Word for Monday – Changing Shoes

putting-shoes-on-feetWe haven’t had a Word of the Day for a while – it’s a practice we’re trying to restart, now that we’ve resettled from being back in the U.S.  Some words can tell us a lot about our cultural practices and what we value… these words make language-learning important and fun!

Today’s word is a timely example:

prezuť  [preh – zoot]
(to change shoes)

This little word simply means “to change shoes” – like I did today when I went running.  But the word has a couple of connotations that are uniquely European/Slovak:

1046622_je-cas-prezuvat-na-zimneprezuť zimné pneumatiky
(change out winter tires)

Today I took our car to a local tire shop to have the tires changed for the season.  Here you have to have two sets of tires for your car – an all-weather set and a winter set that you’re required (by law) to have on the car from mid-November to mid-March.  The winter tires have a different tread and are more flexible in cold conditions.  When you have these tires changed back-and-forth, you prezuť them.  It’s like your car is changing shoes.

prezuť sa
(put on inside shoes)

You also sometimes use this word to talk about changing from outdoor shoes to indoor shoes.  Some of you may have visited in European or Asian homes where it’s common to take your shoes off at the door, and change into slippers or house-shoes.  This is common in schools, too – our girls have special inside shoes at school, which they must put on before they enter their classrooms.

Leave a Reply

Fill in your details below or click an icon to log in:

WordPress.com Logo

You are commenting using your WordPress.com account. Log Out /  Change )

Twitter picture

You are commenting using your Twitter account. Log Out /  Change )

Facebook photo

You are commenting using your Facebook account.
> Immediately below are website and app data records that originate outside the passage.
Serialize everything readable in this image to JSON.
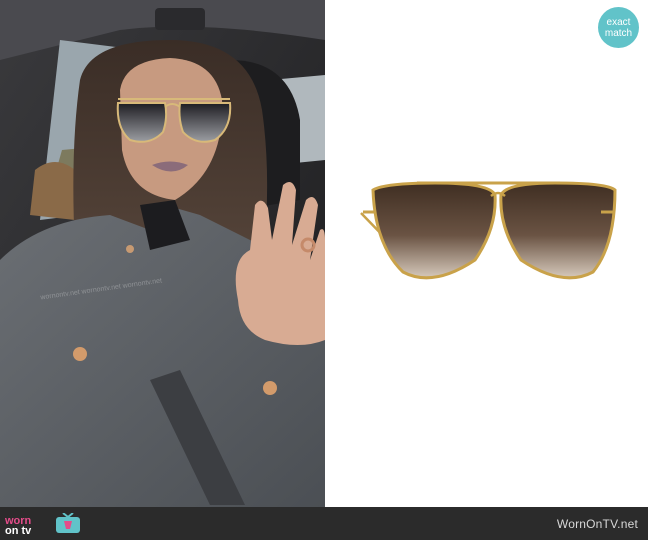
{
  "badge": {
    "line1": "exact",
    "line2": "match"
  },
  "footer": {
    "logo_line1": "worn",
    "logo_line2": "on tv",
    "site": "WornOnTV.net"
  },
  "watermark": {
    "text": "wornontv.net wornontv.net wornontv.net"
  },
  "colors": {
    "badge": "#61c3c9",
    "footer": "#2b2b2b",
    "logo_pink": "#e54c8a",
    "lens": "#5a4636",
    "frame": "#c9a24a"
  },
  "icons": [
    "tv-icon",
    "sunglasses-image",
    "person-photo"
  ]
}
Log Out /  Change )

Connecting to %s

This site uses Akismet to reduce spam. Learn how your comment data is processed.

Website Powered by WordPress.com.

Up ↑

%d bloggers like this: